Within the listing below, please show every line carrying the string "devices".

Records for the exercise:
◆ ◆ ◆ ◆ ◆ ◆ ◆

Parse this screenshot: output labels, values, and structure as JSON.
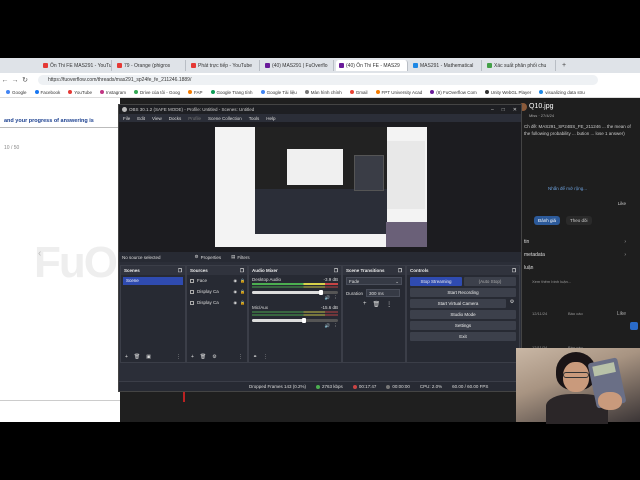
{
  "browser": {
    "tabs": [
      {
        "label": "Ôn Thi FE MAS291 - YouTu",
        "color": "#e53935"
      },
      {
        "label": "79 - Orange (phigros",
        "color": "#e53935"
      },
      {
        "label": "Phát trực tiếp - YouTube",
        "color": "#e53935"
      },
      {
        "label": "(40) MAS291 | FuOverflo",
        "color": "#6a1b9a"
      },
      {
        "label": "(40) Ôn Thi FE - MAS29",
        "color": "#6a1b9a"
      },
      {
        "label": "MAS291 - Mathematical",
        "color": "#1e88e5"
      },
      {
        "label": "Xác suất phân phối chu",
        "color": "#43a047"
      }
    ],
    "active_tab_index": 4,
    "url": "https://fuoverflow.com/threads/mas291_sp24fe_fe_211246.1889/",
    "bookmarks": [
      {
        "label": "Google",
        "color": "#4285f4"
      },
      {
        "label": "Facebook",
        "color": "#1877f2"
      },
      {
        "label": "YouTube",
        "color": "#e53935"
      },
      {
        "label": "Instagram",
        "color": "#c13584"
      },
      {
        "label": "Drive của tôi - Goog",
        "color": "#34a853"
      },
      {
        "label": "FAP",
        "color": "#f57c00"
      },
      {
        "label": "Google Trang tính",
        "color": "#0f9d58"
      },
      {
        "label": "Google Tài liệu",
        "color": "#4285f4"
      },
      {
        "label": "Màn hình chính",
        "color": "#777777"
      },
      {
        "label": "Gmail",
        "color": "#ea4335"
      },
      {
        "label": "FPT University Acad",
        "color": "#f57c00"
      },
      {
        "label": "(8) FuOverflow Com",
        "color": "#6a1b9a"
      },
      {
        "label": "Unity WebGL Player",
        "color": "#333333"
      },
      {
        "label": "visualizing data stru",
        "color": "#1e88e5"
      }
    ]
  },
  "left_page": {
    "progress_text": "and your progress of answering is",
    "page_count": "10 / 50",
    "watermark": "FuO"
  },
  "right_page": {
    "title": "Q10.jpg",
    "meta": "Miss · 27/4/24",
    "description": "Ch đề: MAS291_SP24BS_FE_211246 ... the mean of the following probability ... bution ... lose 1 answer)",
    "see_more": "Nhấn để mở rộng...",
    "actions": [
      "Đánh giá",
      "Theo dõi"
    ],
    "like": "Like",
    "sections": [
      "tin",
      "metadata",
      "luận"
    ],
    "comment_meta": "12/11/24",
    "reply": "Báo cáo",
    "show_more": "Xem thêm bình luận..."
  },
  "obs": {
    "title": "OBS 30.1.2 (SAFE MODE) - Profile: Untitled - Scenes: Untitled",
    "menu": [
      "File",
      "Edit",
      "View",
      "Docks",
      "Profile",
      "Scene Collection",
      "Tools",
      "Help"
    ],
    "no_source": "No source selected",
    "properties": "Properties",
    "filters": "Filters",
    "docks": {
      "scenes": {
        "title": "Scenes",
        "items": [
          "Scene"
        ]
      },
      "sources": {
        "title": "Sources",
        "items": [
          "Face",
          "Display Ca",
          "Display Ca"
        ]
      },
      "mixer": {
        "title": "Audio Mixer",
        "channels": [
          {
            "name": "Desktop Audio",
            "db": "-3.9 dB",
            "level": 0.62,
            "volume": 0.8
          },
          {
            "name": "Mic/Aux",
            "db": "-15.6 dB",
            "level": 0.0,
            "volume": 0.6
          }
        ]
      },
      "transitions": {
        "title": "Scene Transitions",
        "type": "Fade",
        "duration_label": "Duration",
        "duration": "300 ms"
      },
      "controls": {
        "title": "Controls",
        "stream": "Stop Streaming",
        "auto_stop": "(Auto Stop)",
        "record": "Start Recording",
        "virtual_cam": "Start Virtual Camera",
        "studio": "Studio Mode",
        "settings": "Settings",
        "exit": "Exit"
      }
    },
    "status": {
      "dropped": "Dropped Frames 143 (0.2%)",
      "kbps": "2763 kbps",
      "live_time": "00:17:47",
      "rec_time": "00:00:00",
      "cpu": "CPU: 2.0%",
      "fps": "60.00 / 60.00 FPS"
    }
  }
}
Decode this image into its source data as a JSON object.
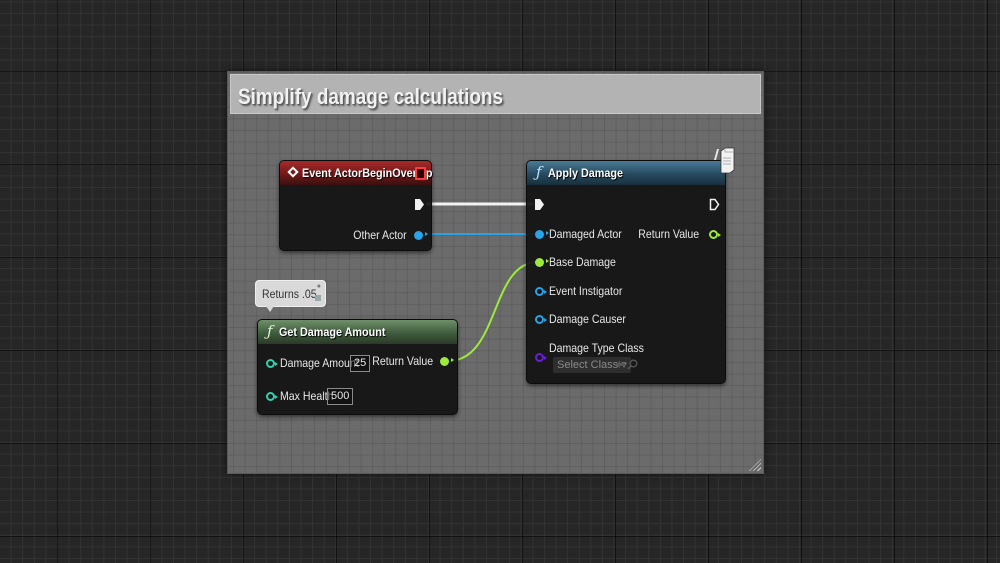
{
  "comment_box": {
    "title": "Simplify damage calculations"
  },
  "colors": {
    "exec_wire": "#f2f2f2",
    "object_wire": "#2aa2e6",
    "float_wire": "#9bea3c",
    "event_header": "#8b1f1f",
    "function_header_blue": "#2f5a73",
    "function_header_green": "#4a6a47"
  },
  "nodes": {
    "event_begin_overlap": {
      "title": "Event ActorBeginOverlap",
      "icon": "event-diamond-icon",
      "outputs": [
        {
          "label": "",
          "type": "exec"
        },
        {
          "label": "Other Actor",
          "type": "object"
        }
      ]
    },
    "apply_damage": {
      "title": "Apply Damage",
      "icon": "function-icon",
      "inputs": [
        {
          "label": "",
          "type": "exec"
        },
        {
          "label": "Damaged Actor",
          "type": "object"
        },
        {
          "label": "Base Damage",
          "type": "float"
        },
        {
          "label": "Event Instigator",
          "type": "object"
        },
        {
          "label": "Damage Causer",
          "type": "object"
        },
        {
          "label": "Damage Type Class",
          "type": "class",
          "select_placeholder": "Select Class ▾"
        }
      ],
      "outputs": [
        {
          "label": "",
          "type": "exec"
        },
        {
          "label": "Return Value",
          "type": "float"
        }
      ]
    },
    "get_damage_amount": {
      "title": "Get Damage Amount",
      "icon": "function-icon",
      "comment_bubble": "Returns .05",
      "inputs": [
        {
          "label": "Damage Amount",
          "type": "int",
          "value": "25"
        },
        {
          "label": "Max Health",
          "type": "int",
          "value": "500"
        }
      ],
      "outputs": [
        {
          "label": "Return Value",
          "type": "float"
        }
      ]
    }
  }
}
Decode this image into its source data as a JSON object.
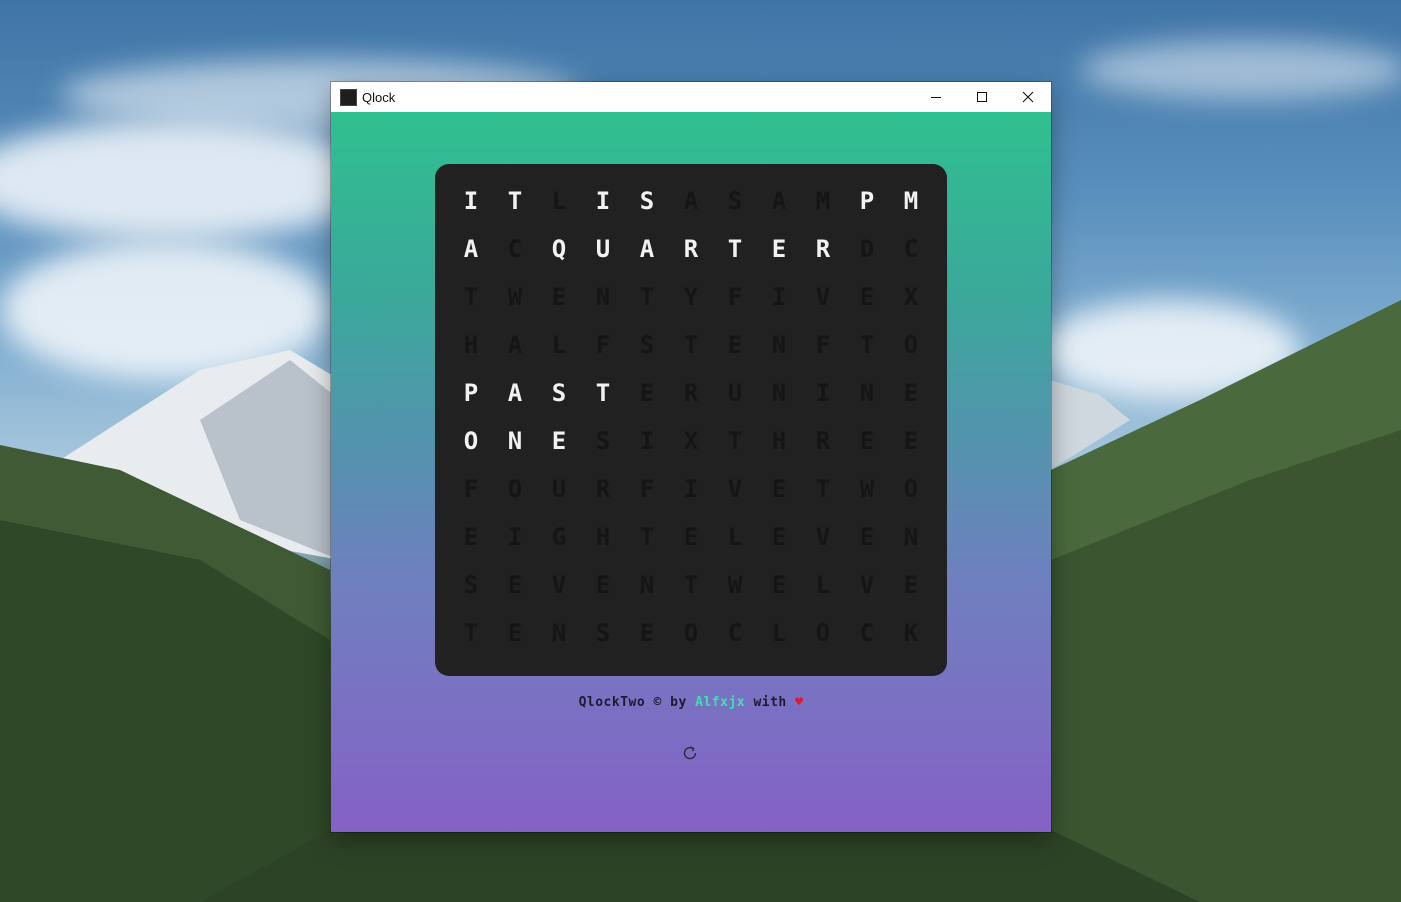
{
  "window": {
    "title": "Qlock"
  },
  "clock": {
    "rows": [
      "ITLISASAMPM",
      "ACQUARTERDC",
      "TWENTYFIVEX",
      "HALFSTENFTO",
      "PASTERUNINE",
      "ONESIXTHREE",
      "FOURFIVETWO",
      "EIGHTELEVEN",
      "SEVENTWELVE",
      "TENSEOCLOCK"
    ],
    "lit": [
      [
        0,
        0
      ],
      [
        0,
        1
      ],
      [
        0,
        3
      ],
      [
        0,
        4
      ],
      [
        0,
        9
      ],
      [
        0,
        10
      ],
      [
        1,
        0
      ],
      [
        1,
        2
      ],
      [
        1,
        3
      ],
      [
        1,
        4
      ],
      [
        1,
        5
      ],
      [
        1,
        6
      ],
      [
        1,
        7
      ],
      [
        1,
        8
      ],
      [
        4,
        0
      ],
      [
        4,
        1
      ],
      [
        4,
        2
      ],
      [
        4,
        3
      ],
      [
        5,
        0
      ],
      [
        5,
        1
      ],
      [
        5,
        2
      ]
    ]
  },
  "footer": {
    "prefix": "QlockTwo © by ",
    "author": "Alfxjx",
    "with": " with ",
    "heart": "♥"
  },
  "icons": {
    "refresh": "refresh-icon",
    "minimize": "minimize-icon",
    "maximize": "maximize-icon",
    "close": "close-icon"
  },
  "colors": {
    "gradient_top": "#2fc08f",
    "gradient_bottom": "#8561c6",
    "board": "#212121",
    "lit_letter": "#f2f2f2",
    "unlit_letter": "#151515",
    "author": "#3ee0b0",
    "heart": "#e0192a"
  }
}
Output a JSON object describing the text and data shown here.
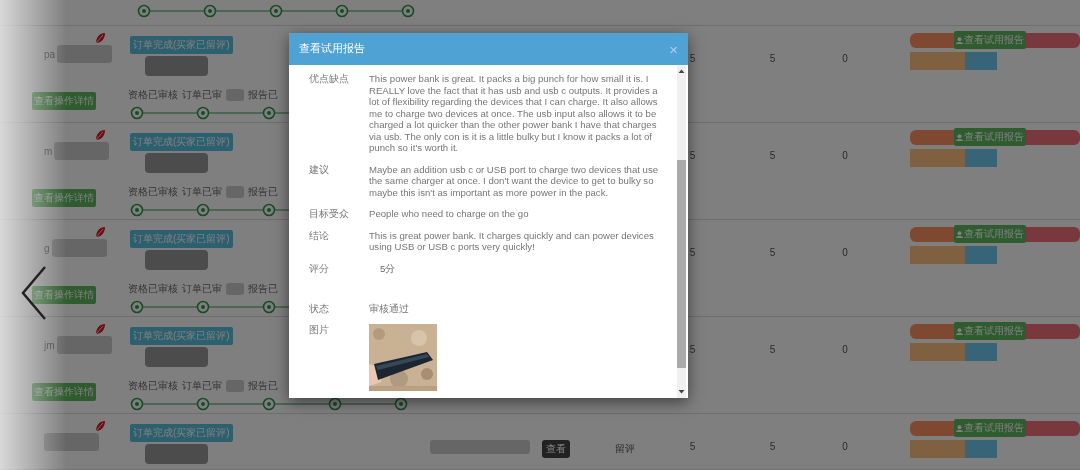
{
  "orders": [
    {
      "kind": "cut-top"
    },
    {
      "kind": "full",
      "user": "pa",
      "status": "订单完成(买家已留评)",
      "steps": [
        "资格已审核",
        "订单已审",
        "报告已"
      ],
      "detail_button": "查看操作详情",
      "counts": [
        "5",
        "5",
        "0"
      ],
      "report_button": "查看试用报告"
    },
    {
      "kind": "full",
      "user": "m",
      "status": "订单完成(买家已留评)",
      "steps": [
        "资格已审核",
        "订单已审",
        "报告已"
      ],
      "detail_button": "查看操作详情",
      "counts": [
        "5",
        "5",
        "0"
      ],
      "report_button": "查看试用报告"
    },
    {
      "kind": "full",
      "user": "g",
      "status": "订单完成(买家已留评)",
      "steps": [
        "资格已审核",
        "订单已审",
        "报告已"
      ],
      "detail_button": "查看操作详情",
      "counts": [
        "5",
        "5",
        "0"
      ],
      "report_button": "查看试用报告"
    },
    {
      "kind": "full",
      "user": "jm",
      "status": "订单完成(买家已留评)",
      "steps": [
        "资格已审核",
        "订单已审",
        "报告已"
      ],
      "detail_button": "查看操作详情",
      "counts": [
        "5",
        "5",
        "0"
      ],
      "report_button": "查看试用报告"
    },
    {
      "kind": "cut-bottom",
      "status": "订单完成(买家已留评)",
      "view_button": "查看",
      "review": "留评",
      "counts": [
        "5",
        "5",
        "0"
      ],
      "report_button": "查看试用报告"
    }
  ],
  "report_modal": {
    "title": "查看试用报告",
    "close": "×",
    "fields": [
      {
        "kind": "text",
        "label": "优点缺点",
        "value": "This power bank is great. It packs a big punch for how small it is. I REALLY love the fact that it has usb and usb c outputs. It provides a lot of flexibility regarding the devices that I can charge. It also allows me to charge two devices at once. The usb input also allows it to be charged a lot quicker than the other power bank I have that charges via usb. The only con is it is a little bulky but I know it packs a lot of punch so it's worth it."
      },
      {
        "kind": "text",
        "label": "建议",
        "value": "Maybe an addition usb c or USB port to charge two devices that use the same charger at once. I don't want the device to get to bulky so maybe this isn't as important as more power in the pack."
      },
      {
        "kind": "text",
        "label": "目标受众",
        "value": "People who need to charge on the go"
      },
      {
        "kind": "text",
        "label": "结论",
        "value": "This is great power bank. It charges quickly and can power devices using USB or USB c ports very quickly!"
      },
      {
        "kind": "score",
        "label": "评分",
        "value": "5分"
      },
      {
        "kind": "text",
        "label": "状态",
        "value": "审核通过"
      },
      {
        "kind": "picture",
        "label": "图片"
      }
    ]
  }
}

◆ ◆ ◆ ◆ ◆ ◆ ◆

Exercise output:
        "value": "This power bank is great. It packs a big punch for how small it is. I REALLY love the fact that it has usb and usb c outputs. It provides a lot of flexibility regarding the devices that I can charge. It also allows me to charge two devices at once. The usb input also allows it to be charged a lot quicker than the other power bank I have that charges via usb. The only con is it is a little bulky but I know it packs a lot of punch so it's worth it."
        "value": "Maybe an addition usb c or USB port to charge two devices that use the same charger at once. I don't want the device to get to bulky so maybe this isn't as important as more power in the pack."
        "value": "This is great power bank. It charges quickly and can power devices using USB or USB c ports very quickly!"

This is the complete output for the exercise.